“It really leaves a more hopeful future for us,” Wong said, “so with the seizures better controlled, we really hope that they will be able to live healthier, longer lives.”
Both the Wong sisters are being treated by a pediatric neurologist out of Hamilton Health Sciences McMaster Children’s Hospital.
Why certain drugs aren’t easy to access
After Guitard became aware of Wong’s success in accessing fenfluramine, she called Lewis, who’s a pediatric neurologist. But she was told Alina is likely to have more luck exploring other drugs that are more readily available in Canada.
The doctor said while there are problems in accessing drugs like fenfluramine that need to be addressed, it’s a complex situation that goes beyond facilitating studies to ensure the drug is safe.
“Medications are racked up in an industry where there is a lot of health economics involved,” he said. “There are companies that develop these medications and there has to be a viable business case — that’s the reality of it.

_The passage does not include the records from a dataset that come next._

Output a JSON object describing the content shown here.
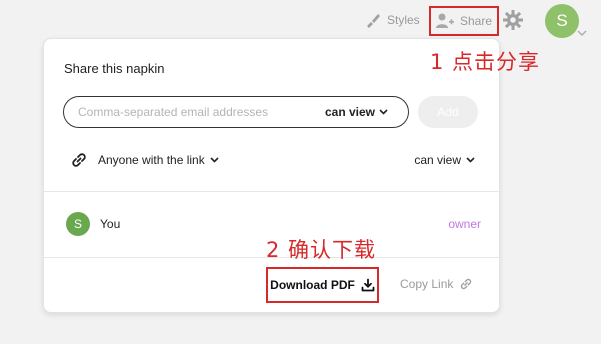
{
  "topbar": {
    "styles_label": "Styles",
    "share_label": "Share",
    "user_initial": "S"
  },
  "panel": {
    "title": "Share this napkin",
    "email": {
      "value": "",
      "placeholder": "Comma-separated email addresses",
      "permission": "can view"
    },
    "add_label": "Add",
    "link_access": {
      "label": "Anyone with the link",
      "permission": "can view"
    },
    "member": {
      "initial": "S",
      "name": "You",
      "role": "owner"
    },
    "download_label": "Download PDF",
    "copy_link_label": "Copy Link"
  },
  "annotations": {
    "step1": "1 点击分享",
    "step2": "2 确认下载"
  },
  "colors": {
    "highlight": "#d7282a",
    "avatar": "#8fc06a",
    "owner": "#c078e0"
  },
  "icons": [
    "brush-icon",
    "add-user-icon",
    "gear-icon",
    "chevron-down-icon",
    "link-icon",
    "download-icon"
  ]
}
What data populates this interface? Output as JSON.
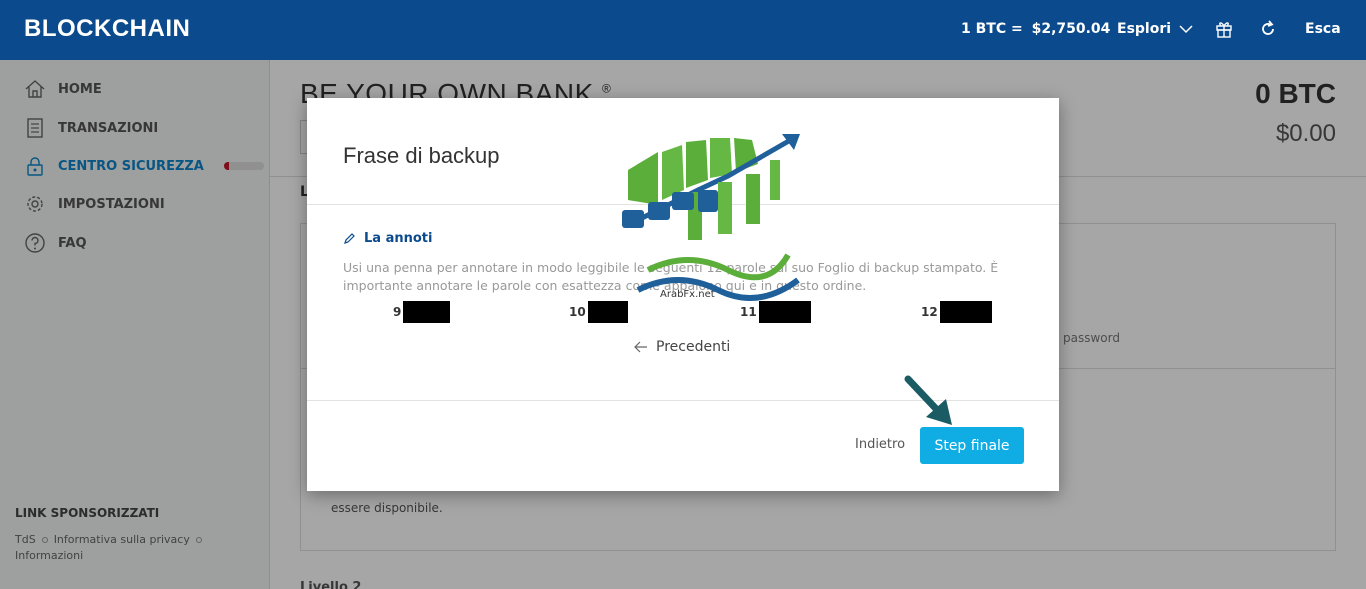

“We’re a small country; we have 30 million people. Then you look at epilepsy, which affects one per cent of the population,” Lewis said. “Now, you look at Dravet syndrome, which is a very rare syndrome nested within a condition like epilepsy that is somewhat rare, and there aren’t that many people affected by Dravet syndrome when you look at it from a country point of view.
“This is where everybody loses out.”
Only health-care practitioners can submit requests to Health Canada’s Special Access Program, as they’re responsible for the treatment decisions for their patients.
For Canadians like Alina’s parents, it’s a difficult truth to swallow, as she’s beginning to show cognitive delays. As well, recently, she’s been experiencing more seizures during the night that have required special rescue medication.
Alina will soon try Stiripentol, which has been approved in Canada since 2012. It’s also covered under Lapointe’s work insurance.
Guitard and Lapointe are also concerned about other children living with the rare condition.
“Our children are dying, our children are becoming cognitively delayed every day that we don’t have this treatment,” Guitard said.
“Our children’s conditions are worsening. They’re having more seizures. We need to control these seizures, and if there’s a new treatment that shows promise — that’s all we want. We just want our children to manage, to get through one day without having a seizure.”
While for now, there are no silver linings to be had, Guitard and Lapointe said they won’t stop until they find a drug that offers the life and relief they know their daughter deserves.